What is femoroacetabular impingement?
Femoroacetabular impingement (FAI) is a condition in which extra bone grows along one or both of the bones that form the hip joint, which leaves the bones in an irregular shape. As the bones are irregularly shaped and do not fit together, they rub against each other during movement. This can cause damage to the joint, creates pain and can limit activity.
What are the different types of femoroacetabular impingement?
There are three different types of FAI, which are known as:
• Pincer – this occurs because extra bone extends over the normal rim of the acetabulum. This crushes the labrum under the prominent rim of the acetabulum.

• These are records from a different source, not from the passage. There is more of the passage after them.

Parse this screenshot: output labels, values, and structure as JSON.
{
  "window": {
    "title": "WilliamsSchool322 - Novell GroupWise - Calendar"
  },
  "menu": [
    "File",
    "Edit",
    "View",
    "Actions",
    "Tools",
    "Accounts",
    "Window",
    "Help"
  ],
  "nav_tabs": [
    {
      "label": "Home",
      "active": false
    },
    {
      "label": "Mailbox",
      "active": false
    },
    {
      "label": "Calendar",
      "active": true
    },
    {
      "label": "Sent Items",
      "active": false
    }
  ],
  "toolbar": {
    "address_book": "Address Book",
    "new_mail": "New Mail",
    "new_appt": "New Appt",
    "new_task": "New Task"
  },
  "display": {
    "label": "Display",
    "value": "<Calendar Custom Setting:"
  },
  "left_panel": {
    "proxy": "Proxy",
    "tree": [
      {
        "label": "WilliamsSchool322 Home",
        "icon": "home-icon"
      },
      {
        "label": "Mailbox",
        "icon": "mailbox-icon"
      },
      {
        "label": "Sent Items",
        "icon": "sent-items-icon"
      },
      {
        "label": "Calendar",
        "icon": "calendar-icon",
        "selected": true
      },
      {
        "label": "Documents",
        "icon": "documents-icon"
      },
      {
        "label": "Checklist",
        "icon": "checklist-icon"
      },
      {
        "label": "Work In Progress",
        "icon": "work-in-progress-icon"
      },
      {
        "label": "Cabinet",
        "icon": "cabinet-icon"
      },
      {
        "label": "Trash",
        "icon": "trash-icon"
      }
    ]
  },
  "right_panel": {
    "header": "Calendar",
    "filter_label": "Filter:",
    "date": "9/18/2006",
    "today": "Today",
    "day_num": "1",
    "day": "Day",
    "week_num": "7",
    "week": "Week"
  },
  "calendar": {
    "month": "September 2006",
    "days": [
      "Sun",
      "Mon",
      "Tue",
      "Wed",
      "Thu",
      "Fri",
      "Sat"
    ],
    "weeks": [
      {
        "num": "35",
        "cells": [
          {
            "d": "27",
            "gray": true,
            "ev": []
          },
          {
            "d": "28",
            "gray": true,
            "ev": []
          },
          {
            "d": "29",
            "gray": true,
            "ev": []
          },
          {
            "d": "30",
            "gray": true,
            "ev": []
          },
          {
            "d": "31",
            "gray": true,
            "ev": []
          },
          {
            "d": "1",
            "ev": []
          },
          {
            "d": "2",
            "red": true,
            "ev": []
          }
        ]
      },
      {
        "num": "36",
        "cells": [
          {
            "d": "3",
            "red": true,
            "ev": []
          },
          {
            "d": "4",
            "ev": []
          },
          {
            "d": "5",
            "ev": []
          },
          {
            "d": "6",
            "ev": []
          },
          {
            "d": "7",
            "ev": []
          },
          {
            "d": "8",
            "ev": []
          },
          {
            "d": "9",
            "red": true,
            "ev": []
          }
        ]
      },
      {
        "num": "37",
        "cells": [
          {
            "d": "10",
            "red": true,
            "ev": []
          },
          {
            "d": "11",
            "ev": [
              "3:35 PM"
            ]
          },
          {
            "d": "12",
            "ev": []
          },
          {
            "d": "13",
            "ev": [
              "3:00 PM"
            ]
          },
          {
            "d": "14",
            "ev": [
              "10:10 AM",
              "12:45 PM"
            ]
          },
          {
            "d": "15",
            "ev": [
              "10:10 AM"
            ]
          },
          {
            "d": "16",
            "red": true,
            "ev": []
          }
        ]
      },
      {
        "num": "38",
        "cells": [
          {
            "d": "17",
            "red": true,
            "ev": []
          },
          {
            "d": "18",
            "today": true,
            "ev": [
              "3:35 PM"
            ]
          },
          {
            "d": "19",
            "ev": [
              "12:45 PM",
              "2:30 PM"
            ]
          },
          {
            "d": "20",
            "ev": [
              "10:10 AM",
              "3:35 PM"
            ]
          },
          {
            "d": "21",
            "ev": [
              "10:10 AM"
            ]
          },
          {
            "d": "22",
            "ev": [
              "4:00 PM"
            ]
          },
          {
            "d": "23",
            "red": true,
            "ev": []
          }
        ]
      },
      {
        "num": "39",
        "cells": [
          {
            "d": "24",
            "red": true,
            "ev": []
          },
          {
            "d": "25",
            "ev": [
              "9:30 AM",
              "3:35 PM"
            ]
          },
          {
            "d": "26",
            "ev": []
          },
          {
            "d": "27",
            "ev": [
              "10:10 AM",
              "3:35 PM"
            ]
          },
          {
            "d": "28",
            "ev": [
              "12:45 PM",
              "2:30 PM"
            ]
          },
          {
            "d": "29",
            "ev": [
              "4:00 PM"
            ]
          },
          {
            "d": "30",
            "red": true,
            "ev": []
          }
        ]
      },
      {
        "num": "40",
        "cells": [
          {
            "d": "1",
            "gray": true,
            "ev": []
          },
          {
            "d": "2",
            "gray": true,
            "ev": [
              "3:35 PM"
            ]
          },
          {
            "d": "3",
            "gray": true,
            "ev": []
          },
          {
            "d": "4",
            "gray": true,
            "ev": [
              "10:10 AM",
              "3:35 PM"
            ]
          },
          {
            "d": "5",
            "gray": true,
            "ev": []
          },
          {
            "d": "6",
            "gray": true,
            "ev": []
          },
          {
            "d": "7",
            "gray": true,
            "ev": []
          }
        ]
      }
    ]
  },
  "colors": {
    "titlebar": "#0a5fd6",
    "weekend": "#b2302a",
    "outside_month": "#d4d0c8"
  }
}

• Cam – In cam impingement the femoral head is not round and therefore cannot rotate smoothly inside the acetabulum. The edge of the femoral head grinds the cartilage inside the acetabulum.
• Combined – this mean that both the pincer and cam types are present.
What causes femoroacetabular impingement?
It occurs because the hip bones do not form correctly during the childhood growing years. When the hip bones are shaped abnormally, there is little that can be done to prevent femoroacetabular impingement.
What are the symptoms of femoroacetabular impingement?
The symptoms of FAI include:
How is femoroacetabular impingement diagnosed?
During an examination with a specialist, the doctor will perform an impingement test. Your knee will be brought up towards the chest and rotate it inward towards the opposite shoulder. If this causes hip pain then it tests positive for impingement. Imaging tests such as an X-ray, CT and MRI scan will also help determine whether you have femoroacetabular impingement.
What is the treatment for femoroacetabular impingement?
Nonsurgical treatment may involve taking anti-inflammatory medications, changes to any activities that may cause symptoms and physical therapy.
If symptoms are not relieved through nonsurgical treatment, surgery may be recommended using the arthroscopy procedure. Surgery can successfully reduce symptoms and correcting the impingement can prevent further damage to the hip joint. Not all of the damage can be completely fixed by surgery, especially if treatment has been delayed.